when it is coming to be clear for everybody besides them, that for seven
years they brought the country to such dead end, to which the communist
were unable to bring it for seventy years (and who, by the way, did a lot
for good on their way).
But please agree, that it was hard to believe for normal human being,
that your cab driver, first of all, had stolen the cab; secondly, it was
his first time as for a driver; third, that he was going to bring you not
to the place he was asked to, but to the area which he wanted to visit
himself because he has read in one book, that it would be much better for
you to be there; though he not cared a damn how you would
The miners were the first to loose their temper - just because their
children began to die of starvation. In accordance to the theory by
Gaidar & Chubais, those children had to die after the flourishing of
market economy, but they began to die early. Obviously, the miners were
wrong. In accordance to the theory, they had to join small retailers and
enter Democratic Choice of Russia party, but they failed to do that. This
is why their children are dying now. In addition to that, the miners are
not fighting with oligarchies - if they do, it could take the place of
their job on unprofitable mines and add charm to their leisure-time that
has been created as a result of the lack of job. The miners are wrong
when they are bothering the Government, in which both Gaidar &
Chubais are absent already. And this is why Sergey Vladilenovich
Kiriyenko will be responsible for everything.
It was said that somebody had told concerning Khrushchev: he was really a
genius - to leave such country as Russia with no grain. Now we do have
all the ground to say about Gaidar & Chubais - they were really
geniuses - to leave such country like Russia not only without economy,
but without trousers also.
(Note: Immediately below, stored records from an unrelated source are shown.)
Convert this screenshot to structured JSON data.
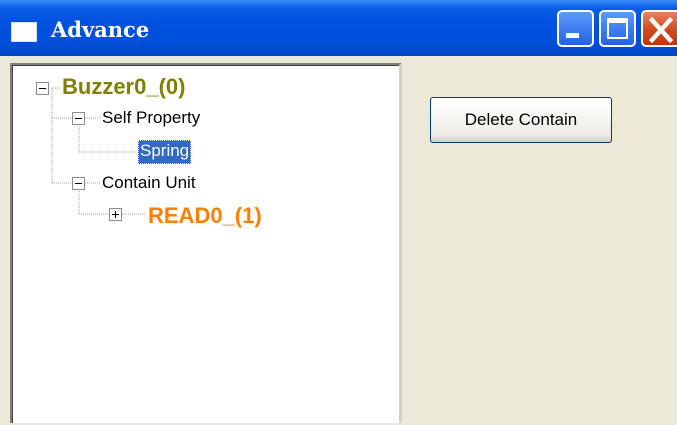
{
  "window": {
    "title": "Advance"
  },
  "tree": {
    "root": {
      "label": "Buzzer0_(0)",
      "expanded": true,
      "color": "#808000"
    },
    "groups": [
      {
        "label": "Self Property",
        "expanded": true,
        "children": [
          {
            "label": "Spring",
            "selected": true
          }
        ]
      },
      {
        "label": "Contain Unit",
        "expanded": true,
        "children": [
          {
            "label": "READ0_(1)",
            "expanded": false,
            "color": "#ff8000"
          }
        ]
      }
    ],
    "selection_color": "#316ac5"
  },
  "actions": {
    "delete_label": "Delete Contain"
  },
  "colors": {
    "titlebar": "#0050dd",
    "window_bg": "#ece9d8",
    "close_button": "#d3491e"
  }
}
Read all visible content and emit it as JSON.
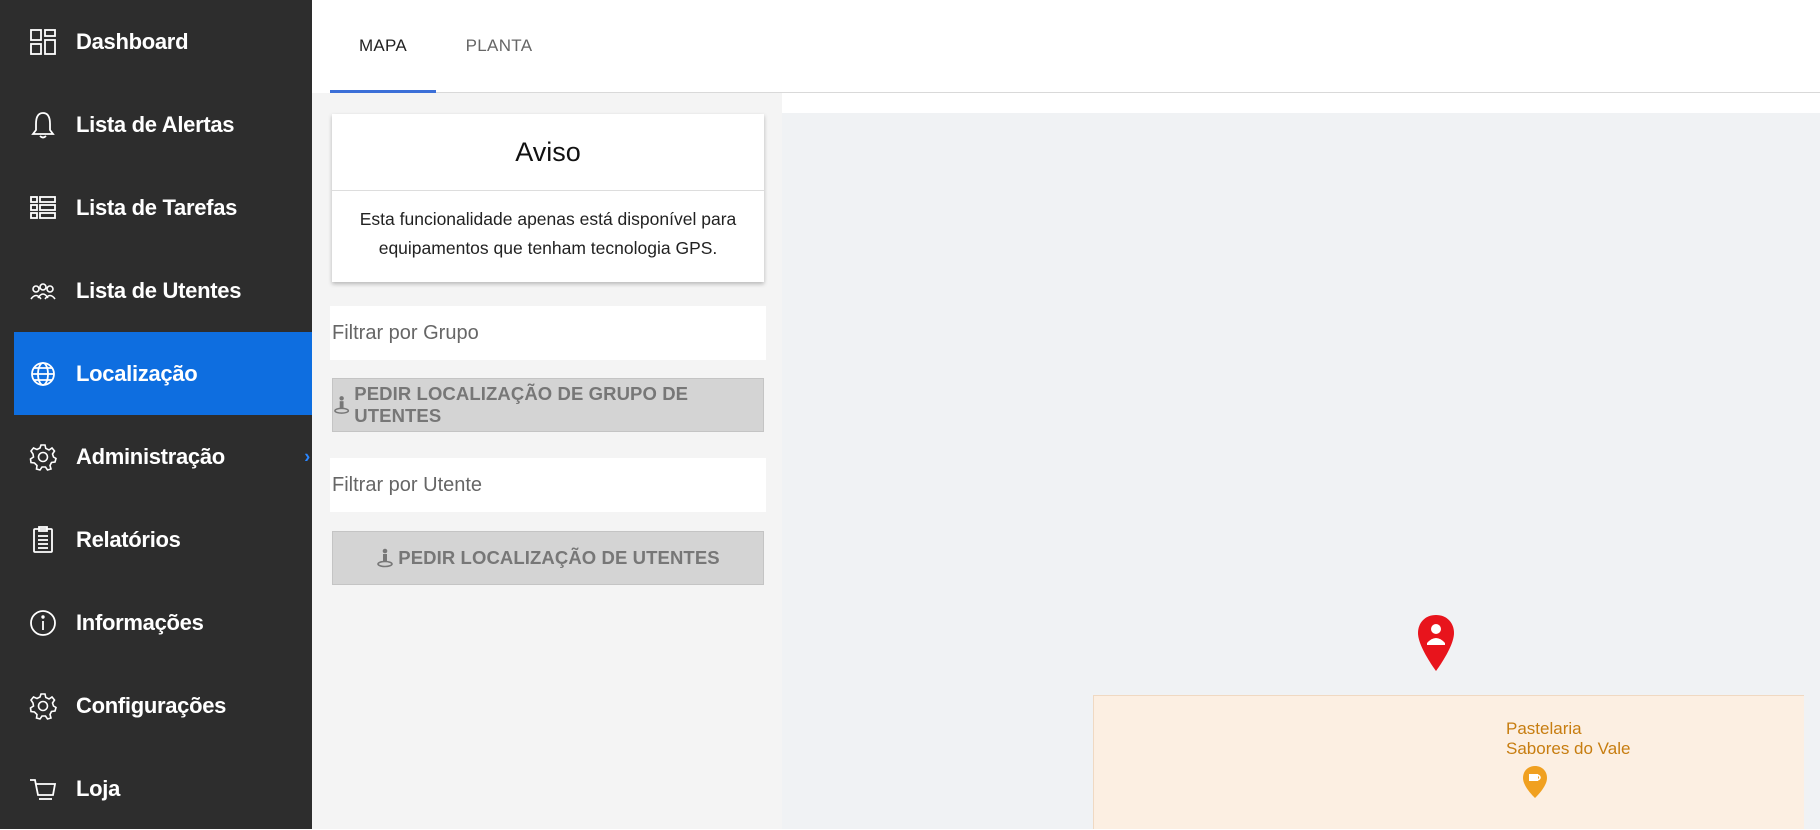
{
  "sidebar": {
    "items": [
      {
        "label": "Dashboard",
        "icon": "dashboard-icon"
      },
      {
        "label": "Lista de Alertas",
        "icon": "bell-icon"
      },
      {
        "label": "Lista de Tarefas",
        "icon": "task-list-icon"
      },
      {
        "label": "Lista de Utentes",
        "icon": "users-icon"
      },
      {
        "label": "Localização",
        "icon": "globe-icon",
        "active": true
      },
      {
        "label": "Administração",
        "icon": "gear-icon",
        "has_submenu": true
      },
      {
        "label": "Relatórios",
        "icon": "report-icon"
      },
      {
        "label": "Informações",
        "icon": "info-icon"
      },
      {
        "label": "Configurações",
        "icon": "gear-icon"
      },
      {
        "label": "Loja",
        "icon": "cart-icon"
      }
    ],
    "chevron": "›"
  },
  "tabs": [
    {
      "label": "MAPA",
      "active": true
    },
    {
      "label": "PLANTA",
      "active": false
    }
  ],
  "notice": {
    "title": "Aviso",
    "body": "Esta funcionalidade apenas está disponível para equipamentos que tenham tecnologia GPS."
  },
  "group_filter": {
    "placeholder": "Filtrar por Grupo",
    "value": ""
  },
  "group_button": {
    "label": "PEDIR LOCALIZAÇÃO DE GRUPO DE UTENTES"
  },
  "user_filter": {
    "placeholder": "Filtrar por Utente",
    "value": ""
  },
  "user_button": {
    "label": "PEDIR LOCALIZAÇÃO DE UTENTES"
  },
  "map": {
    "poi_label_line1": "Pastelaria",
    "poi_label_line2": "Sabores do Vale"
  },
  "colors": {
    "sidebar_bg": "#2d2d2d",
    "active_item": "#0e6ee0",
    "tab_underline": "#3b6fd8",
    "pin": "#e8141c",
    "poi": "#f0a020"
  }
}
But - with fascism.
NATO calls for understanding as Russia distrusts
By Andrei Khalip
MOSCOW, May 27 (Reuters) - The head of NATO was quoted on alliance's expansion
to give way to more positive views, but Russia's foreign minister indicated
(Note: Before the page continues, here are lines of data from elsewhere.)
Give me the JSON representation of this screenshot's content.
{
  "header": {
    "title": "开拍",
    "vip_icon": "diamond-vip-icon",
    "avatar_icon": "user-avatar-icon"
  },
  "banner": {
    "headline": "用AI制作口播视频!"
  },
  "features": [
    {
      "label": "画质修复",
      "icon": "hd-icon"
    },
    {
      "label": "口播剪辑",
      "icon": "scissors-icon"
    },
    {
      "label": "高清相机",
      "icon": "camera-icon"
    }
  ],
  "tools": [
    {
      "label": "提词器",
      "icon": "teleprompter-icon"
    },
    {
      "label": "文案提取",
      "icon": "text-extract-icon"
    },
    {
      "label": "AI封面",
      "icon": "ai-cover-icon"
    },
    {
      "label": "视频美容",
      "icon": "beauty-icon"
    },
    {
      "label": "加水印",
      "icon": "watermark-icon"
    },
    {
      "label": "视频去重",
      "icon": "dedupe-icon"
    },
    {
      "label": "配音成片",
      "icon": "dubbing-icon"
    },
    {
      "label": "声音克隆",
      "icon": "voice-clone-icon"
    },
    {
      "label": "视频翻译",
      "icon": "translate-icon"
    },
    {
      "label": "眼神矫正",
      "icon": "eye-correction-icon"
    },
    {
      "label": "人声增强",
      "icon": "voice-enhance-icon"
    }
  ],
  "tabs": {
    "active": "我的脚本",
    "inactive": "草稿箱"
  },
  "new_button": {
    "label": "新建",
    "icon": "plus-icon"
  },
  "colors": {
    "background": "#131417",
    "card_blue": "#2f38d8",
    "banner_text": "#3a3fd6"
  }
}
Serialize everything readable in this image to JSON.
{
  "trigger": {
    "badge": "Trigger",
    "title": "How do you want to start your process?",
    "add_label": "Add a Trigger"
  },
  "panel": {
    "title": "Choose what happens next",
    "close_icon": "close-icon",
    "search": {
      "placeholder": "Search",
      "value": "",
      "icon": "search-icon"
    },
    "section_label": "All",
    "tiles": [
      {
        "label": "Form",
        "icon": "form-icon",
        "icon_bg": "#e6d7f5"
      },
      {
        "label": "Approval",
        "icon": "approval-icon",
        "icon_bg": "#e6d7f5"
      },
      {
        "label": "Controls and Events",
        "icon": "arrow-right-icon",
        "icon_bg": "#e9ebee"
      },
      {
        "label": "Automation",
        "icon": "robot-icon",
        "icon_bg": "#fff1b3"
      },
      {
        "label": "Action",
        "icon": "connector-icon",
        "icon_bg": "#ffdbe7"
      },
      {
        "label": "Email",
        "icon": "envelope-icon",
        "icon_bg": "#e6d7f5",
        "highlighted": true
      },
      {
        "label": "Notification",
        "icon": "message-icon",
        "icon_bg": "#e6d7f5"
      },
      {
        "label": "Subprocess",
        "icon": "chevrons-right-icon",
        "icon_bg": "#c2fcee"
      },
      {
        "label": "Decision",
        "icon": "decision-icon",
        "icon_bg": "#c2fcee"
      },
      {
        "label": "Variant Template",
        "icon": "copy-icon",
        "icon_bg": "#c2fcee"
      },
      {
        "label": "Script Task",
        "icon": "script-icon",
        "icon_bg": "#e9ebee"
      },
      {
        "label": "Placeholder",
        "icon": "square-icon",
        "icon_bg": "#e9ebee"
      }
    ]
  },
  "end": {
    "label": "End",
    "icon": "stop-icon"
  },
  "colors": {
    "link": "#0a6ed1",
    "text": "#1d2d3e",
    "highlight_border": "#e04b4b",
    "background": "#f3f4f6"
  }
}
the mistrust was there to stay.
``Today, when we mark the first anniversary of signing a NATO-Russia
partnership, I have a feeling that NATO's decision to accept new members into
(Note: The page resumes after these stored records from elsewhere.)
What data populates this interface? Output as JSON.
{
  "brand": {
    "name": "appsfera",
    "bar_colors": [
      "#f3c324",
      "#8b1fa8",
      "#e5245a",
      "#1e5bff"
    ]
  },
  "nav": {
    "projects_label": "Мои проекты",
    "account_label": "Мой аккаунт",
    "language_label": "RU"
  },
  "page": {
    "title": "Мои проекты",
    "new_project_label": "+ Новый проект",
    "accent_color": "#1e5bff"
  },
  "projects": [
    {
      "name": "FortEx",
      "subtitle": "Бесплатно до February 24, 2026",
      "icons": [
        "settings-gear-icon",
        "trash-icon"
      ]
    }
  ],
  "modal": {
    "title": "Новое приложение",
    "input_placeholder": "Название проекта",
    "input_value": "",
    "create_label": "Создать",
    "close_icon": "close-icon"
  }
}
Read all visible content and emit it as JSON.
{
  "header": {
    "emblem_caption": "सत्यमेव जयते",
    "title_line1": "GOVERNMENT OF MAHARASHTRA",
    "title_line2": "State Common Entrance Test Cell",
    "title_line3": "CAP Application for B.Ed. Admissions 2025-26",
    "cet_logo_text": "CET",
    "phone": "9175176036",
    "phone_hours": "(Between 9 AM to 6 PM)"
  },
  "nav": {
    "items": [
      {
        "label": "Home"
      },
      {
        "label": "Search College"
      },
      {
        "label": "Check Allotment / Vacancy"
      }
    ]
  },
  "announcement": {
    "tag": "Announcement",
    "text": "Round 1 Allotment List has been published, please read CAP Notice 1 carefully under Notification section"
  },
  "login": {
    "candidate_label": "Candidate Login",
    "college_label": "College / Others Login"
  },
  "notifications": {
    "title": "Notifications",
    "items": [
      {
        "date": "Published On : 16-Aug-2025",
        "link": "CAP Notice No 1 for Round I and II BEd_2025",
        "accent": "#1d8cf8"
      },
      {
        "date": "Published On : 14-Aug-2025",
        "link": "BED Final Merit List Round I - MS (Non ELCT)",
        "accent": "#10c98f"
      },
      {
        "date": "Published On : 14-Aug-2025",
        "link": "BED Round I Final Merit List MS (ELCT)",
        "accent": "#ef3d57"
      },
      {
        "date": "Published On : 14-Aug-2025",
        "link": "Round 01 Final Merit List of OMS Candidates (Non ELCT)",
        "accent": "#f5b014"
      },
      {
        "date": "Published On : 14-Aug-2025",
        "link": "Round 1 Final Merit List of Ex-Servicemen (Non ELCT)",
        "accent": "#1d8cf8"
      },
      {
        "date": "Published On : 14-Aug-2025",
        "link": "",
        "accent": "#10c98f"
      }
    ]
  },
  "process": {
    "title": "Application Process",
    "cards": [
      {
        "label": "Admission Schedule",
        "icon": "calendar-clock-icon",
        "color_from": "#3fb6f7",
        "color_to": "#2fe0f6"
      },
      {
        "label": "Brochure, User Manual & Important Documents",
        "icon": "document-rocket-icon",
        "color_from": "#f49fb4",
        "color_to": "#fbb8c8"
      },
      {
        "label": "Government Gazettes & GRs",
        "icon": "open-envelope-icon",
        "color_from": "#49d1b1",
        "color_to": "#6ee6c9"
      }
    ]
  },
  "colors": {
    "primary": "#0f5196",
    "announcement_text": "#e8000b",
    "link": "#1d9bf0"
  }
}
its ranks causes certain suspicion in Russia,'' Solana wrote in Russia's
``It is hard to expect (understanding) after a long period of distrust during
the Cold War. But I hope that people with open views are ready to listen,''
Foreign Minister Yevgeny Primakov, in Kiev for talks with his Ukrainian
counterpart, said however that Russia remained opposed to the eastward
expansion of the alliance, seeing it as a military threat.
``From the point of view of geopolitics, it creates threatening elements and
dividing lines in Europe -- something we would like to avoid,'' Primakov said,
adding that NATO was still a military organisation based on Cold War dogmas.
As if responding to the accusation, Solana wrote: ``NATO expansion to the East
does not mean an eastward move of the military machine.''
Both, however, said integration between Russia and NATO should develop.
``If NATO changes to become a political organisation and emphasises
peacekeeping actions, such a change could intensify our relations,'' Primakov
said in comments carried by Russia's Interfax news agency.
``I am sure the further our cooperation goes, the quicker old suspicions will
disappear,'' said Solana, hailing the agreements already reached.
Russia is opposed to the Western alliance's eastward expansion, saying the
move would harm its security interests and push Russia out of Europe. But
Moscow has not closed the door completely despite its reservations.
On May 27 last year, Russia signed the ``Founding Act'' on a new partnership
for security in Europe with leaders of the 16-nation Atlantic alliance.
Russia's former communist allies Poland, the Czech Republic and Hungary are
expected to be admitted to NATO in the first round. Romania and Slovenia are
also fighting for quick membership but face U.S. resistance.
Moscow tacitly accepted the first round in exchange for some Western security
pledges and signed the cooperation pact. But it still firmly opposes NATO
membership for former Soviet republics such as the Baltic states or Ukraine.
The partnership pact gives Moscow a say, but not a veto, in some security